Although the 2010 plan was not approved, the university enacted other policies such as prohibiting smoking inside a building and within 25 feet of the outside building door.
According to a 2020 survey conducted by the CDC, an estimated 30.8 million adults ages 18 and older in the United States smoke cigarettes. Those individuals smoke at least once a day or have smoked at least 100 cigarettes in their lifetime. In 2018, almost 15 percent of Nevada’s population were daily cigarette smokers, putting it in the middle of the pack among states.

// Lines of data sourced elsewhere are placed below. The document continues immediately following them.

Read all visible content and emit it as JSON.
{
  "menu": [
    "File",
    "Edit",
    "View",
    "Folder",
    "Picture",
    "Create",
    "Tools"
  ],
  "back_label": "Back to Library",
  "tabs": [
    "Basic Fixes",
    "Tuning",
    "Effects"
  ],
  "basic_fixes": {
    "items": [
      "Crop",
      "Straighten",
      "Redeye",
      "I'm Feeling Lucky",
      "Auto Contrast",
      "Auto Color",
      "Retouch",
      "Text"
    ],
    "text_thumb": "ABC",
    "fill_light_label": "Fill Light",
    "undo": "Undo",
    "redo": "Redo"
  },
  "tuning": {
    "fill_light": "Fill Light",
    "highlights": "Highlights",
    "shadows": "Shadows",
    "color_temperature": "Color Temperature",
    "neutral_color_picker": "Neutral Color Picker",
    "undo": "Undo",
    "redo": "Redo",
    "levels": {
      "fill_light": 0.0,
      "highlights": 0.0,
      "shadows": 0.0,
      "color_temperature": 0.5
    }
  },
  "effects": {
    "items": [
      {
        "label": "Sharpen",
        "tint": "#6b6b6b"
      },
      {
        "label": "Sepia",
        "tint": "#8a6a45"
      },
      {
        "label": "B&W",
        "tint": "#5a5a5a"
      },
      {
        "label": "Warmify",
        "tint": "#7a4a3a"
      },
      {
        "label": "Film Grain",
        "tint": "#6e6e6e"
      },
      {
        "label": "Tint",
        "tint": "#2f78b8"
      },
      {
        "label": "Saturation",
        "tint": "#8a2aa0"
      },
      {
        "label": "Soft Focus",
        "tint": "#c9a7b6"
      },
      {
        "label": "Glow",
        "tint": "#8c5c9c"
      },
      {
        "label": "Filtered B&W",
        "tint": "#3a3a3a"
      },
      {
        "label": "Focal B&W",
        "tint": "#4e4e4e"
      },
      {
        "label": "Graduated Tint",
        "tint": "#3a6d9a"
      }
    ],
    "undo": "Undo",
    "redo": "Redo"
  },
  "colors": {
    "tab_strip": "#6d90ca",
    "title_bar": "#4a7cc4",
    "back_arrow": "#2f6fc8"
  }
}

Vaping, e-cigarettes and other flavored nicotine products have been a trend among the younger generation even as traditional cigarette use has been declining. In 2021, nearly 86 percent of high school students and more than 79 percent of middle school students nationwide said they had used a flavored e-cigarette within the past 30 days of the survey.
Based on current research from the CDC, if the rate of smoking continues in America’s youth, 5.6 million people are more likely to develop a smoking-related illness that will lead to health complications.
According to the CDC, each day in the U.S. about 1,600 youth smoke their first cigarette, leading to nearly 200 young people then smoking every day. That means high school and college are crucial periods in which a young adult can develop a smoking addiction.
“So typically a young adult, if they don’t start [smoking] between the ages of 21 to 24, they’re likely not to become regular daily smokers and so that’s basically the age that these young adults are attending college,” said JoAnna Strother, senior director of advocacy at the American Lung Association.
Advocates say campuses should be smoke-free environments encouraging individuals to quit, reduce their frequency of smoking or not start smoking. Youth are at more risk of smoking’s harmful effects because it can cause a disruption in brain formation. They are also more likely to develop a smoke-related illness further down the line such as chronic obstructive pulmonary lung disease, lung cancer, heart disease and more.
Secondhand smoke can also result in similar illness, as can vaping, which has not fully been studied. UNLV’s campus will help educate students, faculty and staff members about the dangers of smoking and resources to quit.
Other Nevada college campuses have reached out to the school about how they can join in on the smoke-free environment, according to Gerstenberger.
“I’m so happy that everything aligned to make it happen this time,” VanBeuge said.